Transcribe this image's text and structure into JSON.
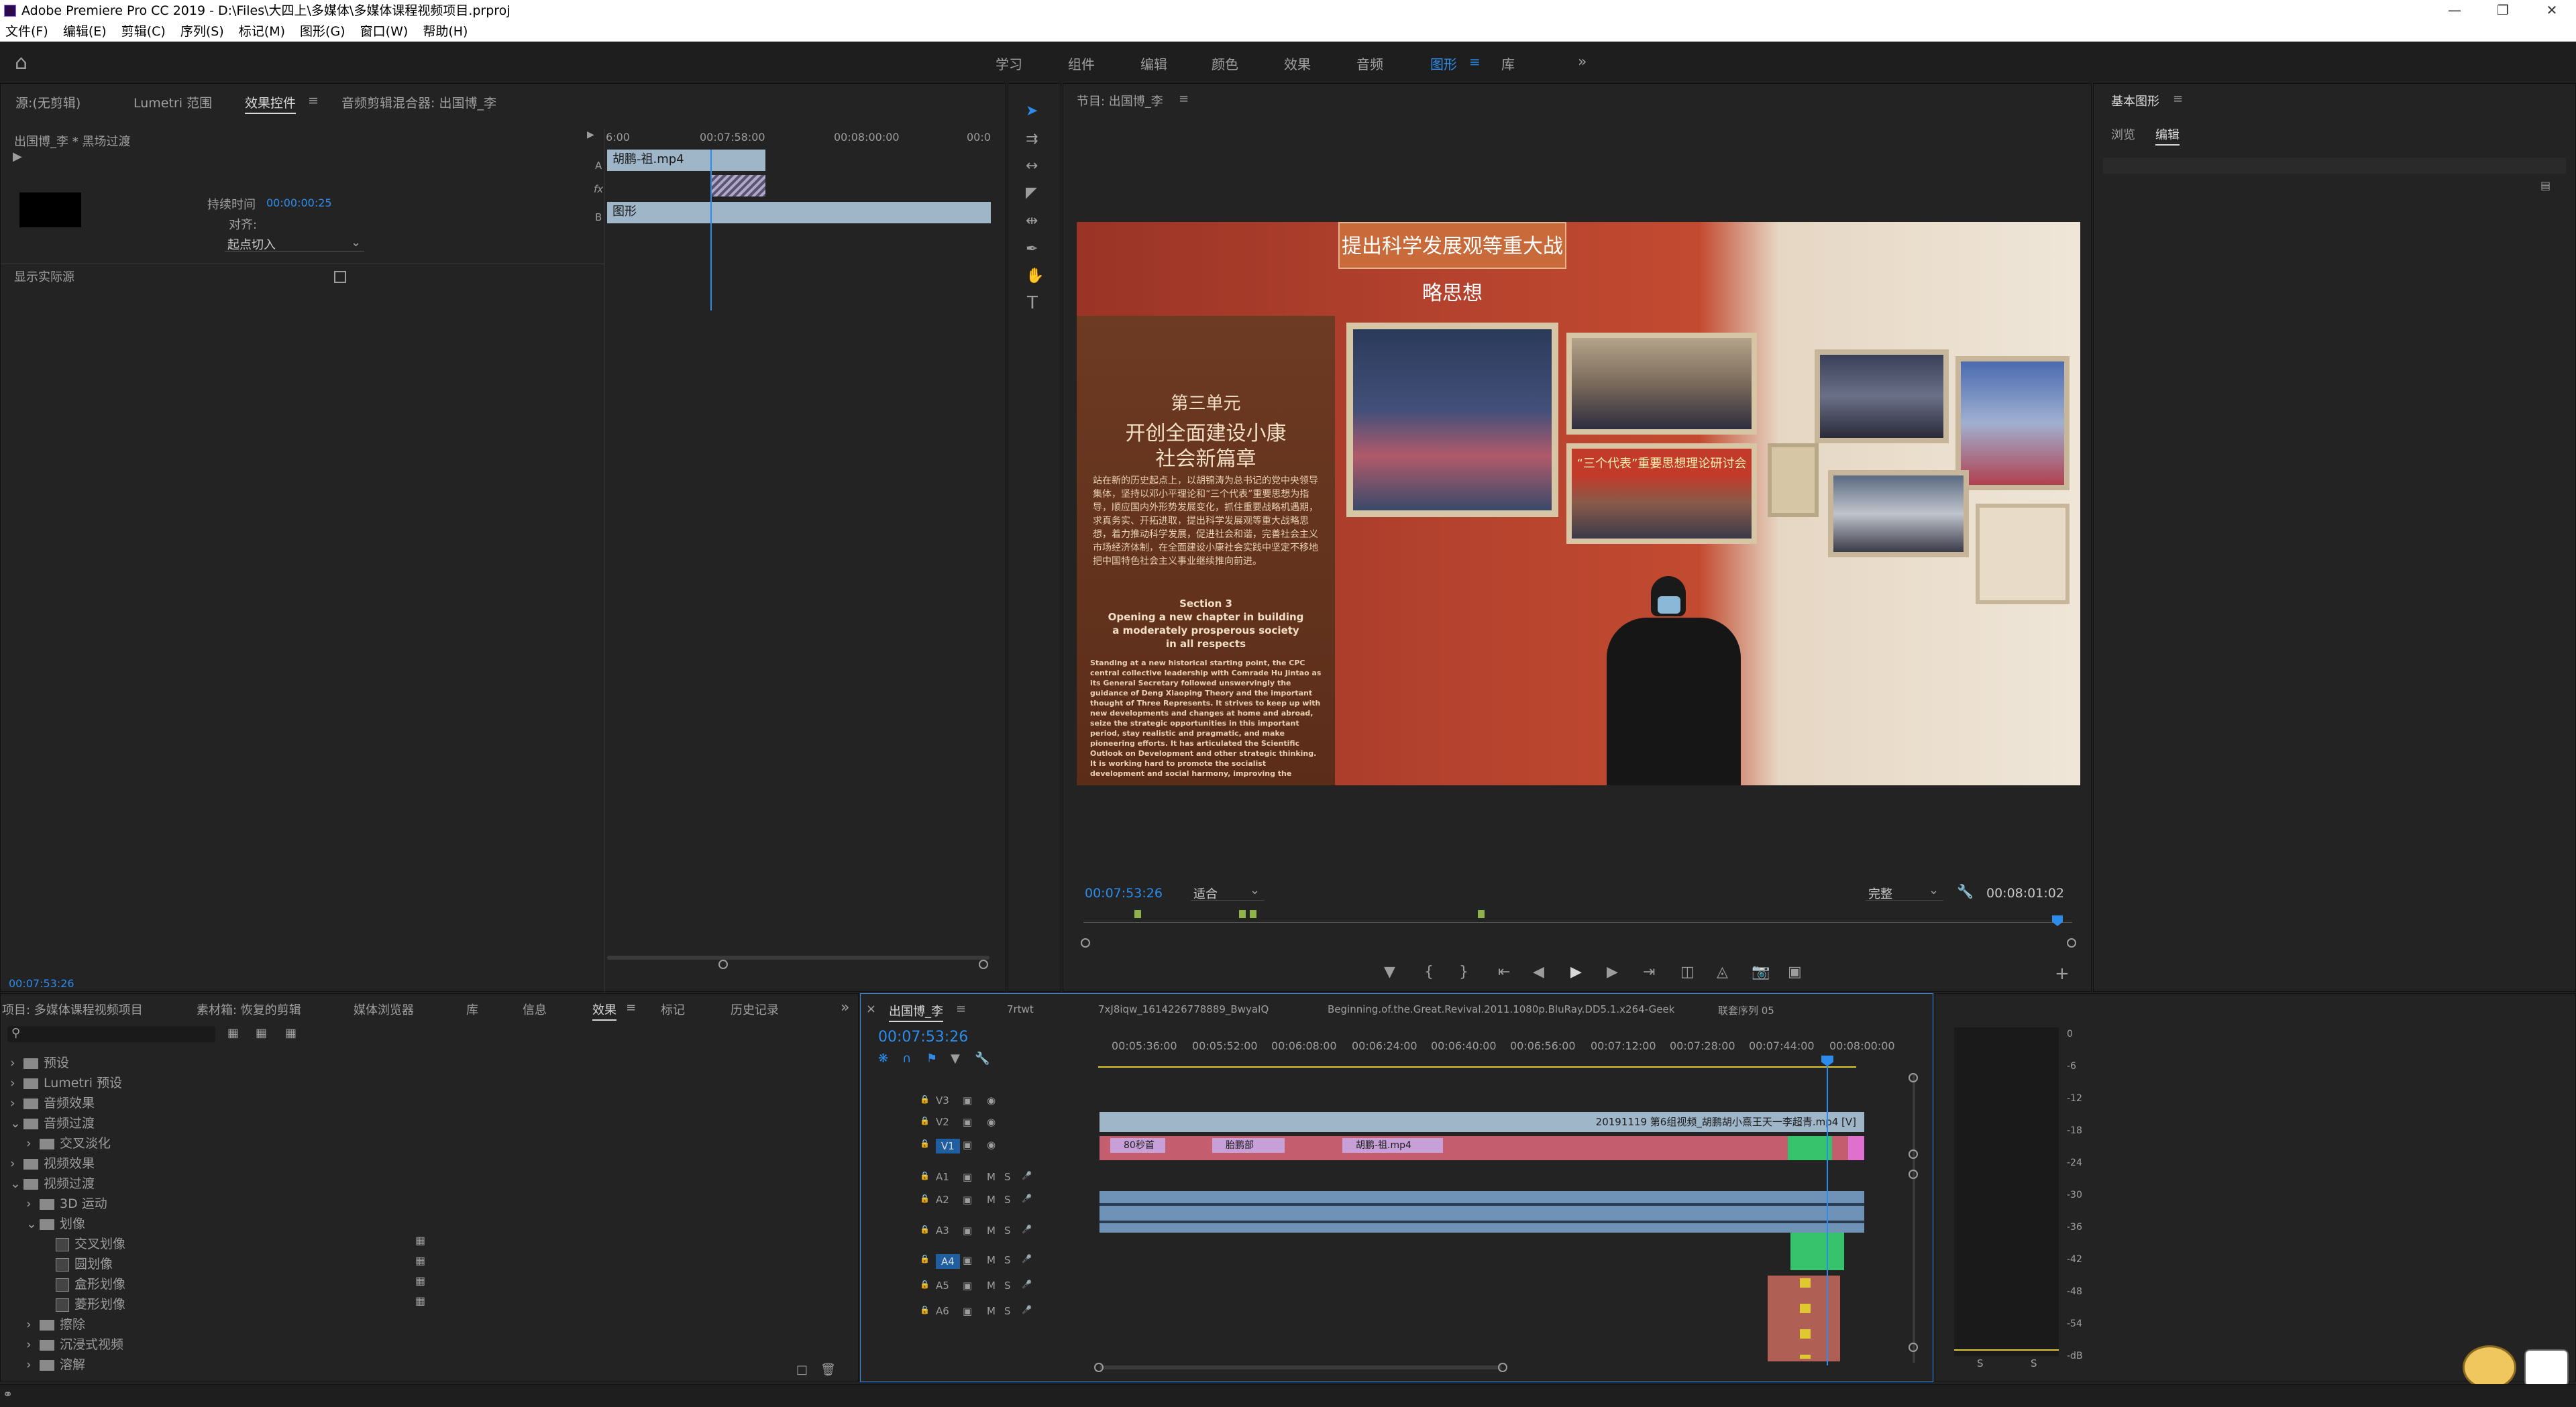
{
  "window": {
    "title": "Adobe Premiere Pro CC 2019 - D:\\Files\\大四上\\多媒体\\多媒体课程视频项目.prproj"
  },
  "menu": [
    "文件(F)",
    "编辑(E)",
    "剪辑(C)",
    "序列(S)",
    "标记(M)",
    "图形(G)",
    "窗口(W)",
    "帮助(H)"
  ],
  "workspaces": [
    "学习",
    "组件",
    "编辑",
    "颜色",
    "效果",
    "音频",
    "图形",
    "库"
  ],
  "workspace_active": "图形",
  "source_tabs": [
    "源:(无剪辑)",
    "Lumetri 范围",
    "效果控件",
    "音频剪辑混合器: 出国博_李"
  ],
  "effect_controls": {
    "clip_path": "出国博_李 * 黑场过渡",
    "duration_label": "持续时间",
    "duration_value": "00:00:00:25",
    "align_label": "对齐:",
    "align_value": "起点切入",
    "show_actual": "显示实际源",
    "timecode": "00:07:53:26",
    "ruler": [
      "6:00",
      "00:07:58:00",
      "00:08:00:00",
      "00:0"
    ],
    "lane_labels": [
      "A",
      "fx",
      "B"
    ],
    "clip_a": "胡鹏-祖.mp4",
    "clip_b": "图形"
  },
  "program": {
    "title": "节目: 出国博_李",
    "timecode": "00:07:53:26",
    "fit": "适合",
    "quality": "完整",
    "duration": "00:08:01:02",
    "video": {
      "banner": "提出科学发展观等重大战略思想",
      "unit": "第三单元",
      "heading1": "开创全面建设小康",
      "heading2": "社会新篇章",
      "body_cn": "站在新的历史起点上，以胡锦涛为总书记的党中央领导集体，坚持以邓小平理论和“三个代表”重要思想为指导，顺应国内外形势发展变化，抓住重要战略机遇期，求真务实、开拓进取，提出科学发展观等重大战略思想，着力推动科学发展，促进社会和谐，完善社会主义市场经济体制，在全面建设小康社会实践中坚定不移地把中国特色社会主义事业继续推向前进。",
      "section": "Section 3",
      "section_title1": "Opening a new chapter in building",
      "section_title2": "a moderately prosperous society",
      "section_title3": "in all respects",
      "body_en": "Standing at a new historical starting point, the CPC central collective leadership with Comrade Hu Jintao as its General Secretary followed unswervingly the guidance of Deng Xiaoping Theory and the important thought of Three Represents. It strives to keep up with new developments and changes at home and abroad, seize the strategic opportunities in this important period, stay realistic and pragmatic, and make pioneering efforts. It has articulated the Scientific Outlook on Development and other strategic thinking. It is working hard to promote the socialist development and social harmony, improving the socialist market economy, and unswervingly carrying forward the great cause of socialism with Chinese characteristics while building a moderately prosperous society in all respects.",
      "red_banner": "“三个代表”重要思想理论研讨会"
    }
  },
  "essential_graphics": {
    "title": "基本图形",
    "tabs": [
      "浏览",
      "编辑"
    ]
  },
  "project_tabs": [
    "项目: 多媒体课程视频项目",
    "素材箱: 恢复的剪辑",
    "媒体浏览器",
    "库",
    "信息",
    "效果",
    "标记",
    "历史记录"
  ],
  "effects_tree": [
    {
      "label": "预设",
      "level": 0,
      "type": "folder"
    },
    {
      "label": "Lumetri 预设",
      "level": 0,
      "type": "folder"
    },
    {
      "label": "音频效果",
      "level": 0,
      "type": "folder"
    },
    {
      "label": "音频过渡",
      "level": 0,
      "type": "folder",
      "open": true
    },
    {
      "label": "交叉淡化",
      "level": 1,
      "type": "folder"
    },
    {
      "label": "视频效果",
      "level": 0,
      "type": "folder"
    },
    {
      "label": "视频过渡",
      "level": 0,
      "type": "folder",
      "open": true
    },
    {
      "label": "3D 运动",
      "level": 1,
      "type": "folder"
    },
    {
      "label": "划像",
      "level": 1,
      "type": "folder",
      "open": true
    },
    {
      "label": "交叉划像",
      "level": 2,
      "type": "preset"
    },
    {
      "label": "圆划像",
      "level": 2,
      "type": "preset"
    },
    {
      "label": "盒形划像",
      "level": 2,
      "type": "preset"
    },
    {
      "label": "菱形划像",
      "level": 2,
      "type": "preset"
    },
    {
      "label": "擦除",
      "level": 1,
      "type": "folder"
    },
    {
      "label": "沉浸式视频",
      "level": 1,
      "type": "folder"
    },
    {
      "label": "溶解",
      "level": 1,
      "type": "folder"
    }
  ],
  "timeline": {
    "tabs": [
      "出国博_李",
      "7rtwt",
      "7xJ8iqw_1614226778889_BwyaIQ",
      "Beginning.of.the.Great.Revival.2011.1080p.BluRay.DD5.1.x264-Geek",
      "联套序列 05"
    ],
    "timecode": "00:07:53:26",
    "ruler": [
      "00:05:36:00",
      "00:05:52:00",
      "00:06:08:00",
      "00:06:24:00",
      "00:06:40:00",
      "00:06:56:00",
      "00:07:12:00",
      "00:07:28:00",
      "00:07:44:00",
      "00:08:00:00"
    ],
    "tracks": [
      "V3",
      "V2",
      "V1",
      "A1",
      "A2",
      "A3",
      "A4",
      "A5",
      "A6"
    ],
    "v2_clip": "20191119 第6组视频_胡鹏胡小熹王天一李超青.mp4 [V]",
    "v1_clips": [
      "80秒首",
      "胎鹏部",
      "胡鹏-祖.mp4"
    ]
  },
  "meter": {
    "scale": [
      "0",
      "-6",
      "-12",
      "-18",
      "-24",
      "-30",
      "-36",
      "-42",
      "-48",
      "-54",
      "-dB"
    ],
    "channels": [
      "S",
      "S"
    ]
  },
  "colors": {
    "accent": "#2d8ceb",
    "video_clip": "#9fb6c9",
    "v1_clip": "#d98aa0",
    "audio_clip": "#7aa3c8",
    "green": "#36c36b"
  }
}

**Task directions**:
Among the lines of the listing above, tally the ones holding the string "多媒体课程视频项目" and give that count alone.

**Exercise result**:
2